> [Your goal]:
Every line of the records below that holds the word "label" should be copied out.

> [Information shown]:

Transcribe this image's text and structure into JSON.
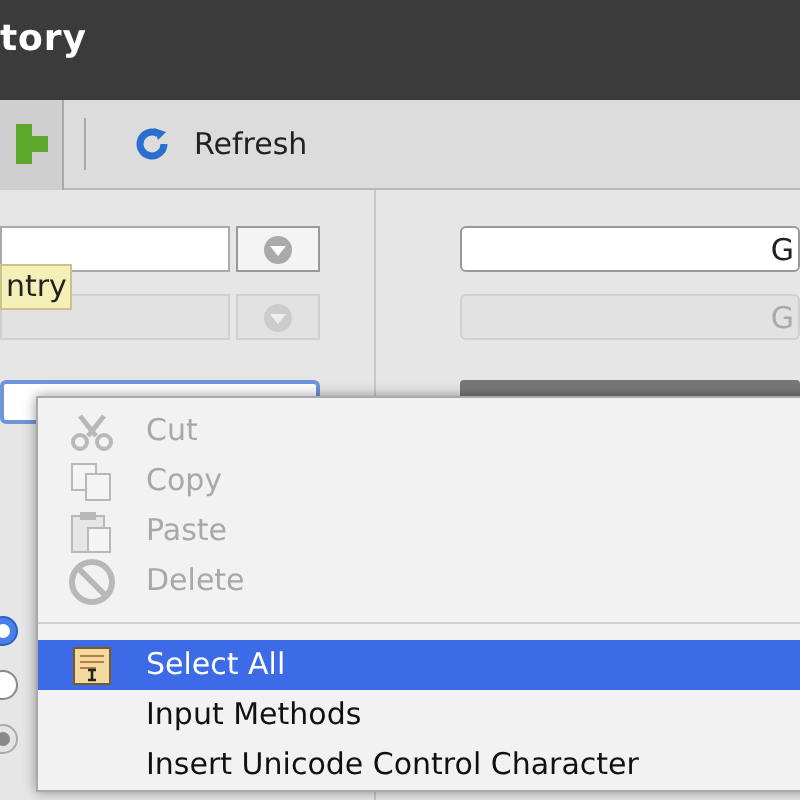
{
  "window": {
    "title": "tory"
  },
  "toolbar": {
    "refresh": "Refresh"
  },
  "left": {
    "tooltip": "ntry",
    "radios": [
      {
        "selected": true,
        "disabled": false
      },
      {
        "selected": false,
        "disabled": false
      },
      {
        "selected": true,
        "disabled": true
      }
    ]
  },
  "right": {
    "buttons": [
      {
        "label": "G",
        "disabled": false
      },
      {
        "label": "G",
        "disabled": true
      }
    ]
  },
  "context_menu": {
    "items": [
      {
        "kind": "item",
        "label": "Cut",
        "disabled": true,
        "selected": false
      },
      {
        "kind": "item",
        "label": "Copy",
        "disabled": true,
        "selected": false
      },
      {
        "kind": "item",
        "label": "Paste",
        "disabled": true,
        "selected": false
      },
      {
        "kind": "item",
        "label": "Delete",
        "disabled": true,
        "selected": false
      },
      {
        "kind": "separator"
      },
      {
        "kind": "item",
        "label": "Select All",
        "disabled": false,
        "selected": true
      },
      {
        "kind": "item",
        "label": "Input Methods",
        "disabled": false,
        "selected": false
      },
      {
        "kind": "item",
        "label": "Insert Unicode Control Character",
        "disabled": false,
        "selected": false
      }
    ]
  }
}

> [Response below]:
        "label": "G",
        "label": "G",
        "label": "Cut",
        "label": "Copy",
        "label": "Paste",
        "label": "Delete",
        "label": "Select All",
        "label": "Input Methods",
        "label": "Insert Unicode Control Character",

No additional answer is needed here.